A systematic review12 involving data on 5,000 heart attacks, 800 strokes and 300 cases of arrhythmia also revealed that anger increases your risk of heart attack, arrhythmia and stroke — and the risk increases with frequent anger episodes.
|Gastrointestinal (GI) problems||Sustained or chronic stress has been linked to a number of GI problems, including inflammatory bowel disease and irritable bowel syndrome.
It’s becoming increasingly clear that your brain, your immune system and your gut microbes are intricately linked.
Autism, for instance, is associated with gastrointestinal problems and potentially an over-reaction in the immune system
|Cancer||Your outlook has an effect on your ability to recover from cancer. The quality and quantity of psychological support also makes a difference in survival rates|
|HIV||Heightened stress and dwindling support from family and friends has been shown to accelerate the progression of HIV infection|
|Allergies||Skin complaints like psoriasis and eczema have psychological underpinnings. Ditto for asthma. All tend to worsen when stress is elevated|
|Wound healing||The psychological state of the patient has been shown to affect their rate of healing. As noted in the featured article:
“For instance, increased levels of fear or distress before surgery have been associated with worse outcomes, including longer stays in the hospital, more postoperative complications and higher rates of re-hospitalization.
In one study on patients with chronic lower leg wounds, those who reported the highest levels of depression and anxiety showed significantly delayed healing.”
|Inflammation||Stress-relieving strategies such as meditation has been shown to promote antiviral gene activity and reduce inflammatory gene expression|
Interestingly, while both are positive emotional states associated with happiness, the gene expressions they produced were not identical.
Those whose sense of happiness was rooted in the eudaimonic camp had favorable gene-expression profiles, while hedonic well-being produced gene profiles similar to those seen in people experiencing stress due to adversity.
Professor Cole’s theory8 as to these differences is that when you’re driven by materialistic values, your happiness depends on circumstances that may or may not be within your control.
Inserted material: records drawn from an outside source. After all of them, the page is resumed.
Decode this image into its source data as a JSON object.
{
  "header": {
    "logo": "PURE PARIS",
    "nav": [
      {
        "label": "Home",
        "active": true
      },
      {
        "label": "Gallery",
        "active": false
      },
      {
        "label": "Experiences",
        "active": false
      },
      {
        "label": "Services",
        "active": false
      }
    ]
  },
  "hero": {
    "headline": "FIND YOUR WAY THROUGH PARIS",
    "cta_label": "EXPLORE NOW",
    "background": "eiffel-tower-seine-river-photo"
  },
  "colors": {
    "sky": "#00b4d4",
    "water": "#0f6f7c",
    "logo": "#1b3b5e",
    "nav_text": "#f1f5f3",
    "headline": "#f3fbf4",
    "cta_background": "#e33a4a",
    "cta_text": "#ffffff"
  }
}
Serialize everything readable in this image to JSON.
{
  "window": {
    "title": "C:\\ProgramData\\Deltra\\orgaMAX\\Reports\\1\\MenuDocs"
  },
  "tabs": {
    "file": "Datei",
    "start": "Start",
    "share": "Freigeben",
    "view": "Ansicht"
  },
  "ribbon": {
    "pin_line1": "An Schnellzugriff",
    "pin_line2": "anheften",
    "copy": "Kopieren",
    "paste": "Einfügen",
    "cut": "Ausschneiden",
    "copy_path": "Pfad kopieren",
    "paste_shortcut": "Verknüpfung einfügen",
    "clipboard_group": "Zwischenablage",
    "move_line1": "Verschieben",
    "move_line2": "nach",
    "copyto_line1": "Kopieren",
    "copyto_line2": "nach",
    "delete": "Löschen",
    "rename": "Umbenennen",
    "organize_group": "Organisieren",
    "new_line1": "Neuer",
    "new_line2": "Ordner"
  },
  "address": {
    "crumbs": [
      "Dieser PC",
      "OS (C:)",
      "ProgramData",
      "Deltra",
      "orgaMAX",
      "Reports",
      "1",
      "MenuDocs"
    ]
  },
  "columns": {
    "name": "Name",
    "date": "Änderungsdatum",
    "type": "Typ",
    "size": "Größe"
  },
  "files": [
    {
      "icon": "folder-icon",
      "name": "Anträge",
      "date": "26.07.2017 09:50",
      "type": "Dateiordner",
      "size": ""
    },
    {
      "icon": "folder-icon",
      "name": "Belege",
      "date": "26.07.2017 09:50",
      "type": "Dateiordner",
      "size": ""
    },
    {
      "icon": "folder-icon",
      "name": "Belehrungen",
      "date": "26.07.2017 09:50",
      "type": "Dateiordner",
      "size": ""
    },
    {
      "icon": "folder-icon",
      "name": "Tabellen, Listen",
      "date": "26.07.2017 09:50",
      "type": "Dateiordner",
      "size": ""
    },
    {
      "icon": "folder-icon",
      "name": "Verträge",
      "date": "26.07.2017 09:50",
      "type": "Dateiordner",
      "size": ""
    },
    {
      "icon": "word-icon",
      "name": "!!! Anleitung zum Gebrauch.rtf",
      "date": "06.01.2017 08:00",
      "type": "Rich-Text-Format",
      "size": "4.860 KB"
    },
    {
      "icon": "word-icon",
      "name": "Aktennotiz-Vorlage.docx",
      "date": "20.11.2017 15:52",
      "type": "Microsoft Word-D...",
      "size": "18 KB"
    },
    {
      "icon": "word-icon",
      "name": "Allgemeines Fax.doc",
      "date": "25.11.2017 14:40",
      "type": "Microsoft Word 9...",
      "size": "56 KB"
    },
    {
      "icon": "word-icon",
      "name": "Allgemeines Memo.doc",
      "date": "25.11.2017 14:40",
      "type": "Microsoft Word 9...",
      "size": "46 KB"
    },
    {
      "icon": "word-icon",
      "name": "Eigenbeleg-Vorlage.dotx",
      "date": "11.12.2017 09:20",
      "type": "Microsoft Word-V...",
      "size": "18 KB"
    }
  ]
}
If you run into adversity, it can cause a great deal of stress because it impedes your perceived ability to be happy.
On the other hand, those driven by a sense of “purpose” are largely buffered against the uncertainty that comes with adversity, and their happiness is not dependent on having or experiencing anything in particular that can at any moment be taken away.
Aging and health problems
- Aging is linked to multiple health problems.
- 80% of older adults have at least one chronic health problem
- 50% have at least two
- Health problems may require medicines that interact with each other in harmful ways.
- Medicines can also interact with food, supplements, natural products, alcohol, or even with another health condition. These interactions can cause problems.
- Some of these medicines and interactions can affect how your brain functions.
- Free Consumer Information from the American Geriatric Society: http://geriatricscareonline.org/ProductAbstract/american-geriatrics-society-updated-beers-criteria-for-potentially-inappropriate-medication-use-in-older-adults/CL001
- Note: You must register to get the information.
- Centers for Disease Control and Prevention (CDC) webpage on older adults and medicinal side effects: http://cdc.gov/MedicationSafety/Adult_AdverseDrugEvents.html
- The Food and Drug Administration (FDA) guide for older adults: http://fda.gov/Drugs/ResourcesForYou/ucm163959.htm
- Institute of Medicine’s Consumer Brain Health Guide: https://iom.nationalacademies.org/~/media/Files/Report%20Files/2015/Cognitive_aging/Action%20Guide%20for%20Individuals%20and%20Families_V3.pdf
- National Institutes of Health fact sheet on taking medicines safely:
- English: https://www.nia.nih.gov/health/publication/medicines